__PROVIDED INFORMATION__:
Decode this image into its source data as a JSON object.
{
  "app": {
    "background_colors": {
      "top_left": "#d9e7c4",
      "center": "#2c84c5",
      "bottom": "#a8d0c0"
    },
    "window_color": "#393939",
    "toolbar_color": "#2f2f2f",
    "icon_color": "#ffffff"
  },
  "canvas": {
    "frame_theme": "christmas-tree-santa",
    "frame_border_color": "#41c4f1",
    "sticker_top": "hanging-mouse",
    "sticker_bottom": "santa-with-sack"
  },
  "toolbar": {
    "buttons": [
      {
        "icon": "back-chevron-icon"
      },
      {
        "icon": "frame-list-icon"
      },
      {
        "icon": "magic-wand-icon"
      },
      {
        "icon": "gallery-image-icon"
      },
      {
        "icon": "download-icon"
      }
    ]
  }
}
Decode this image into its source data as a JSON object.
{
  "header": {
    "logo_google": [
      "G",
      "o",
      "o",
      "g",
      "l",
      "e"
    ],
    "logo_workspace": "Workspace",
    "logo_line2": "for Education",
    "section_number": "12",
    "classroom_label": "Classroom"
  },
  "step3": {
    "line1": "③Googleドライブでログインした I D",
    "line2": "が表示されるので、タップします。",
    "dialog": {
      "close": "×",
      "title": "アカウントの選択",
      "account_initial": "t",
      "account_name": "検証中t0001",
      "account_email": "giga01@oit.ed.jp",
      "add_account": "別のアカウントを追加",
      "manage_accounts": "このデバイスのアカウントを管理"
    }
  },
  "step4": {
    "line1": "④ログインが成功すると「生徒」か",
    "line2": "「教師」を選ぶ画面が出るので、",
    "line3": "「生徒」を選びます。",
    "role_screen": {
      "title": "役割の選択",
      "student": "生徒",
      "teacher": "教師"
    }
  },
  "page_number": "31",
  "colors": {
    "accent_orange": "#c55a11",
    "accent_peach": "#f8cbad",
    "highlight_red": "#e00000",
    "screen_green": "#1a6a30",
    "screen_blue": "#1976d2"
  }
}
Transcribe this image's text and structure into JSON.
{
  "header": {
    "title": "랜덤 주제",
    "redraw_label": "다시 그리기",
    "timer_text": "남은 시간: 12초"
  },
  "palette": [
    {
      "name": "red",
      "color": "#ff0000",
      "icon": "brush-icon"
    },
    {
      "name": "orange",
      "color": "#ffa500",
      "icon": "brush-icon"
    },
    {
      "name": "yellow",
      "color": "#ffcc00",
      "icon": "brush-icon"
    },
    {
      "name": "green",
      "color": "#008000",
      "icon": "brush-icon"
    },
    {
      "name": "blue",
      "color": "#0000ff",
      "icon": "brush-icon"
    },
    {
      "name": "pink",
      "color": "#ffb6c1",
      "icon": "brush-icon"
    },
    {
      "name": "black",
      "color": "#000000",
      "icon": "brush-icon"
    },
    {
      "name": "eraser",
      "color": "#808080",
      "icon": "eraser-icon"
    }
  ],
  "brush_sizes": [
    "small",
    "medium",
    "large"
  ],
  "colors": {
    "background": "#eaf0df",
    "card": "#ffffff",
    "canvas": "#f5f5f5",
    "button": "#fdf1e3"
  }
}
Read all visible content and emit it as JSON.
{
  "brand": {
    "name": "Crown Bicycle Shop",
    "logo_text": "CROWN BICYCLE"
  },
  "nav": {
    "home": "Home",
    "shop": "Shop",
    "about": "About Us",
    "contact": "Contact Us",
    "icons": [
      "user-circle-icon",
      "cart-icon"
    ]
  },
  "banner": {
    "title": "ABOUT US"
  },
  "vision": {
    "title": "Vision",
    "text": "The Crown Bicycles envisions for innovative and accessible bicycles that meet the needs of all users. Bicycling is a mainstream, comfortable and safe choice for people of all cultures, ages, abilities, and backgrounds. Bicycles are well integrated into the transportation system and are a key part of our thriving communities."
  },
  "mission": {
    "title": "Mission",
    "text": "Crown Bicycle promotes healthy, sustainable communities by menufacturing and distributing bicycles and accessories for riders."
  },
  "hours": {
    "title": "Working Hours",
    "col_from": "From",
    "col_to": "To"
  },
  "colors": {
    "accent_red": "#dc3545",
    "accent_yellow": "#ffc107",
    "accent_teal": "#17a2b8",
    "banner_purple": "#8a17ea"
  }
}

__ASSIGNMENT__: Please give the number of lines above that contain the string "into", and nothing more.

__EXPECTED ANSWER__: 4